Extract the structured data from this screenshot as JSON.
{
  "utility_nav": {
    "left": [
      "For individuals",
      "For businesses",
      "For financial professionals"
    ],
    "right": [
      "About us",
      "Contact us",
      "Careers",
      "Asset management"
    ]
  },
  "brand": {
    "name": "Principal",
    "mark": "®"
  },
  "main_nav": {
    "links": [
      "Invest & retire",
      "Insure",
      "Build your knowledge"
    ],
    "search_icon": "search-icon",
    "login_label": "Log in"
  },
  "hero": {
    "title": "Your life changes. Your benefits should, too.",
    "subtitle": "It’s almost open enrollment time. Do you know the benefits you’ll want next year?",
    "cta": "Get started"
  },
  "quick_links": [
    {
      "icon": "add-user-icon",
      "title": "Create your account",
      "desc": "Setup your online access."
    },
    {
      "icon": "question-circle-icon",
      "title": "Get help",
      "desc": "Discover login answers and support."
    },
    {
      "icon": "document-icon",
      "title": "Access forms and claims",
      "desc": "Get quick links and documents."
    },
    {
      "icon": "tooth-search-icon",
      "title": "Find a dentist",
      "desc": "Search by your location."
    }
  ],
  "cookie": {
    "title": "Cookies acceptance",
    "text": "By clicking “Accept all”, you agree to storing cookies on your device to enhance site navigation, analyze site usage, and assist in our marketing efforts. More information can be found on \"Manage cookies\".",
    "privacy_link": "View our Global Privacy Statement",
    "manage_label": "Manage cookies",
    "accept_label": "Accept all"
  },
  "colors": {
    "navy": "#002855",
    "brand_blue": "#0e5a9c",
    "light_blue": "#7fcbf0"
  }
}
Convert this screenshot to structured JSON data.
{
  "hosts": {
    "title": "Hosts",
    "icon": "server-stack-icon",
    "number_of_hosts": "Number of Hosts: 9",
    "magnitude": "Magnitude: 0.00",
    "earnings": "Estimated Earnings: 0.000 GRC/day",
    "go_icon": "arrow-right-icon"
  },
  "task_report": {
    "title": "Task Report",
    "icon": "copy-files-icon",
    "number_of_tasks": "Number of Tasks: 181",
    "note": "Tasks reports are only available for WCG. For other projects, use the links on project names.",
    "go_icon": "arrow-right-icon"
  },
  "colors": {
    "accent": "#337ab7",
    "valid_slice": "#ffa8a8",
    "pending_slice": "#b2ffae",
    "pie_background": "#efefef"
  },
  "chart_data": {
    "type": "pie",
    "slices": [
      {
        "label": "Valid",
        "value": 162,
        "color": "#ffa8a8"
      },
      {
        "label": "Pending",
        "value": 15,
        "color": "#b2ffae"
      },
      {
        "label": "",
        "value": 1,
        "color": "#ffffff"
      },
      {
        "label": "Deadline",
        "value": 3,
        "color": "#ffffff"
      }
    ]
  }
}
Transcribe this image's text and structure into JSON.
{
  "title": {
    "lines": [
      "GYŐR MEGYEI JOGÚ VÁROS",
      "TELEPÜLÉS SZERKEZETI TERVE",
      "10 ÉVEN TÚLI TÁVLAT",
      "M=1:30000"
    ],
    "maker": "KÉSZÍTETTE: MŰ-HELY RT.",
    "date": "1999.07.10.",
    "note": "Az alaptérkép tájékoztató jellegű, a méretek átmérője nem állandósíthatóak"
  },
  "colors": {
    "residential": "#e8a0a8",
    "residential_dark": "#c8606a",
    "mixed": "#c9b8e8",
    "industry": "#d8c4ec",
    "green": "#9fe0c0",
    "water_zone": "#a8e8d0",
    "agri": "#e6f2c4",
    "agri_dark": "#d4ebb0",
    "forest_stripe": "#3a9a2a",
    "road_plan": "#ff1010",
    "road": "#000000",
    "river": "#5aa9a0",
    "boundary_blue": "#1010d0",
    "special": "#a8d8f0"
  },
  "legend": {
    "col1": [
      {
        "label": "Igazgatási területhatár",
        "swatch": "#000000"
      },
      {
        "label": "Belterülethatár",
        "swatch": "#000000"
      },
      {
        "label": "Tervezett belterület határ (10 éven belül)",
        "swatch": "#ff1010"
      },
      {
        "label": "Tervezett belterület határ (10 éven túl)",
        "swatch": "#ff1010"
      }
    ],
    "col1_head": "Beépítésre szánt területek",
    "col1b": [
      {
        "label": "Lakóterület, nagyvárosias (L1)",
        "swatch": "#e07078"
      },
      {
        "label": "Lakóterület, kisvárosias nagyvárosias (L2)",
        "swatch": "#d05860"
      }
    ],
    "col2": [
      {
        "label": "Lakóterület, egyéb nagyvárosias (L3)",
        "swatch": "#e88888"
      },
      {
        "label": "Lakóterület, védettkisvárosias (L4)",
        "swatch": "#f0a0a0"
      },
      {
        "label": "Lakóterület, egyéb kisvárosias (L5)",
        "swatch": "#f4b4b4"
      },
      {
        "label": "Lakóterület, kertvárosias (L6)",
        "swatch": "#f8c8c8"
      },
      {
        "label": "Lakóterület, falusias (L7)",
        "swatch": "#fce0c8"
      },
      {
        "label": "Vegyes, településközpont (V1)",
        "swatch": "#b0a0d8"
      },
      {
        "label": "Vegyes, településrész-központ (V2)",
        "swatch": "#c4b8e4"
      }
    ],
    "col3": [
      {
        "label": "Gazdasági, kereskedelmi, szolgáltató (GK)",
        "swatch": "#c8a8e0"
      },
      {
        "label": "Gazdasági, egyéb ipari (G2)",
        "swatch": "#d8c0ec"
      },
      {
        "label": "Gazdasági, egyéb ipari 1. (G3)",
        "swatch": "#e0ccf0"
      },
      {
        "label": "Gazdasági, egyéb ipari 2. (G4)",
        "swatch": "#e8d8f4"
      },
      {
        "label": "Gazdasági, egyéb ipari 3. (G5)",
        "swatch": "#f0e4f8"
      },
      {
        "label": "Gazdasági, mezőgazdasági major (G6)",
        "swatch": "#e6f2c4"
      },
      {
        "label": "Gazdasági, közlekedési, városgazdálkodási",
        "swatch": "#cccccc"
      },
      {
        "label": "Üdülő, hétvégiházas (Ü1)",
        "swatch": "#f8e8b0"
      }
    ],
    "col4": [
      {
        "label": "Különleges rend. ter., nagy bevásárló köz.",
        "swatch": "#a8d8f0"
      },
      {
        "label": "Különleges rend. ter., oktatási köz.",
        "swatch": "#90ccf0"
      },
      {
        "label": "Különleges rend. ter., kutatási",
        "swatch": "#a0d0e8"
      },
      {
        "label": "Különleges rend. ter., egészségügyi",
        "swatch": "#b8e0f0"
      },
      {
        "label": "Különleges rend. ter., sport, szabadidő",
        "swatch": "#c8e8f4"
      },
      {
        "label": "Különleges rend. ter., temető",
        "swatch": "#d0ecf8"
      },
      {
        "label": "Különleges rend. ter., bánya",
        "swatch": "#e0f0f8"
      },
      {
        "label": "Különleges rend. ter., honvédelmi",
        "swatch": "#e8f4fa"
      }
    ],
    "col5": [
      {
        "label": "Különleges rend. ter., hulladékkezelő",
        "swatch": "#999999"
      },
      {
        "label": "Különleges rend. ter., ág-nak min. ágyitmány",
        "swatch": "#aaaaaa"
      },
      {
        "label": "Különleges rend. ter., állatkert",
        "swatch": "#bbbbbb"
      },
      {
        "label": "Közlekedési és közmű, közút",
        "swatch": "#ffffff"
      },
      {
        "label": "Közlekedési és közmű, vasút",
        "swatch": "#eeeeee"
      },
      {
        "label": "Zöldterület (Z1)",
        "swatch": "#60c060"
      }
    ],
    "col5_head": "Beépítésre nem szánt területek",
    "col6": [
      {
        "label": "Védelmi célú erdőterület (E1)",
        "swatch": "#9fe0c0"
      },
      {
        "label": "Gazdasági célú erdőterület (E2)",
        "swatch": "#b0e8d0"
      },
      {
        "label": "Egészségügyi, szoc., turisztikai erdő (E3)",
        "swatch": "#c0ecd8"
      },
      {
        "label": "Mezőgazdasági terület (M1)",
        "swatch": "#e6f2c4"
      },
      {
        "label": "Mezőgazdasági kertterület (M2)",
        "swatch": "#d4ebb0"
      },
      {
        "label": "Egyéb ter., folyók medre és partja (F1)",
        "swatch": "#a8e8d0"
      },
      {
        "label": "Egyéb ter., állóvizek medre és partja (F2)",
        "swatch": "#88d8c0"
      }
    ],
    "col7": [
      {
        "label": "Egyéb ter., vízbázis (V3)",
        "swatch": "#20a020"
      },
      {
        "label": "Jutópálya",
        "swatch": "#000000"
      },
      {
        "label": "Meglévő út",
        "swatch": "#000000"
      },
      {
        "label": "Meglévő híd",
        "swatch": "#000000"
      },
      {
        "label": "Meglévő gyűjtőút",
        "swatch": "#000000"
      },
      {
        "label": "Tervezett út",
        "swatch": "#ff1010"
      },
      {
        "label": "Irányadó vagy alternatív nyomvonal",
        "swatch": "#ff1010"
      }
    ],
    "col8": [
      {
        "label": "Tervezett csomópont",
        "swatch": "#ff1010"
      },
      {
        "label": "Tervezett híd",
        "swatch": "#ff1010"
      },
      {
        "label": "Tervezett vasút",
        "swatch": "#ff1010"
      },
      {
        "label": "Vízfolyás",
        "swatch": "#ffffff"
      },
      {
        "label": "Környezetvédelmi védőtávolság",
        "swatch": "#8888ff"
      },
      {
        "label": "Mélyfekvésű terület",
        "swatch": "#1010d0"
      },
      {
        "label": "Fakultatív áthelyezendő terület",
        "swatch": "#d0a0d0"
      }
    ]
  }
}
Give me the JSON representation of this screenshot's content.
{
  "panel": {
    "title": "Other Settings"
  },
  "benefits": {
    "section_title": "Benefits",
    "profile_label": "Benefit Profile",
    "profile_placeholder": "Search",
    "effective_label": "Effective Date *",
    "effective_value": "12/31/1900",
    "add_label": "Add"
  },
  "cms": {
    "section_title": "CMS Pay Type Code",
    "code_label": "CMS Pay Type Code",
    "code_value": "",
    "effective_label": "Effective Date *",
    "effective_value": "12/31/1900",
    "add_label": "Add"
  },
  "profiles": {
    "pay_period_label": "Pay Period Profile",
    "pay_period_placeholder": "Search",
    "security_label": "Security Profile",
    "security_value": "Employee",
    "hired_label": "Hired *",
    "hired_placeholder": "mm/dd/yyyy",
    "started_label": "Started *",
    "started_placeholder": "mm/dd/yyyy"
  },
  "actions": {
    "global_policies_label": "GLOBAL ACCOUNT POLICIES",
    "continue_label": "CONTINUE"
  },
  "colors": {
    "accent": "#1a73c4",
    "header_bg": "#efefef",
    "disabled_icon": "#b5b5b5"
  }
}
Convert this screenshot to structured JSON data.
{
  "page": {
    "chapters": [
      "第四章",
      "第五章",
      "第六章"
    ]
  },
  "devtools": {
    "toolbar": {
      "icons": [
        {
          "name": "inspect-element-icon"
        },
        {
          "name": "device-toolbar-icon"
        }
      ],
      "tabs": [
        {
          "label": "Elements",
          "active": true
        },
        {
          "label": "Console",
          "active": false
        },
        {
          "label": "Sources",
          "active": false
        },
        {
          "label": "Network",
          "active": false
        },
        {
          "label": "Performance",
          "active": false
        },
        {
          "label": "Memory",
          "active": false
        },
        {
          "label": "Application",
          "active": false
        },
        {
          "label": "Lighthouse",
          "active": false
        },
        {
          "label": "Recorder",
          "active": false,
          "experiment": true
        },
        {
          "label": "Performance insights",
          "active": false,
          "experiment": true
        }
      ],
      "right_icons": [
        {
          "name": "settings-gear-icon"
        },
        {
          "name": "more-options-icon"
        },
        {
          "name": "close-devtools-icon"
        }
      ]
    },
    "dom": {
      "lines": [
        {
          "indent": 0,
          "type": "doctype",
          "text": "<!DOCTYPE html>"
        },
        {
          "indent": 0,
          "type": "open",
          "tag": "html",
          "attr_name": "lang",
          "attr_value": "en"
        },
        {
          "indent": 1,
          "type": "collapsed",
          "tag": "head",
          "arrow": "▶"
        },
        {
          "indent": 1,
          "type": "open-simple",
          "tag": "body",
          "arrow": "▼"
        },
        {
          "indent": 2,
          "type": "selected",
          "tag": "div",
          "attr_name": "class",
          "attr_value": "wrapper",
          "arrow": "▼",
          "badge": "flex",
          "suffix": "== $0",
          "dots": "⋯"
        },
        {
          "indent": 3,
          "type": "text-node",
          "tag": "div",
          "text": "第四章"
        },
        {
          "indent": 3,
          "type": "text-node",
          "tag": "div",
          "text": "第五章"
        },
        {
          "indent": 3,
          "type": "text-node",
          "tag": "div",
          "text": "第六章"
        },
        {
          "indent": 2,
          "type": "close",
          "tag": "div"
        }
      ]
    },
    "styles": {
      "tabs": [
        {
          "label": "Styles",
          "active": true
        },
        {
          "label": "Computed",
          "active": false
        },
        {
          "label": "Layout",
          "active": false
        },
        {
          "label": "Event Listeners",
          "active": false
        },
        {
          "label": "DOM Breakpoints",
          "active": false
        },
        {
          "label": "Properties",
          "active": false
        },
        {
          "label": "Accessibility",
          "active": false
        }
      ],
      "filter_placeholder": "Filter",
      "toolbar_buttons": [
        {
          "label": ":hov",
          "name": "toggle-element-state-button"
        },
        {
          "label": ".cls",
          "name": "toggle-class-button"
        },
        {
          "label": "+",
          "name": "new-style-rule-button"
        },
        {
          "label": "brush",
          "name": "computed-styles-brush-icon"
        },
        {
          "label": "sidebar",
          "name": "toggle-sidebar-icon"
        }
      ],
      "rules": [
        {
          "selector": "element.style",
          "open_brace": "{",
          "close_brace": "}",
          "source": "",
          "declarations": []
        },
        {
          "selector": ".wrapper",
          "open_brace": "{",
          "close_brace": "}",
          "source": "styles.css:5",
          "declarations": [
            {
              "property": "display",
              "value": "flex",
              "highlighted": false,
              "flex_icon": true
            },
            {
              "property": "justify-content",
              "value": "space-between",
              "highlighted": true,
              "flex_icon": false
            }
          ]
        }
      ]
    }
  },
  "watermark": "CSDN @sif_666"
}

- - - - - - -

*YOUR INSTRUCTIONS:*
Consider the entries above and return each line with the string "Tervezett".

*ANSWER BELOW:*
        "label": "Tervezett belterület határ (10 éven belül)",
        "label": "Tervezett belterület határ (10 éven túl)",
        "label": "Tervezett út",
        "label": "Tervezett csomópont",
        "label": "Tervezett híd",
        "label": "Tervezett vasút",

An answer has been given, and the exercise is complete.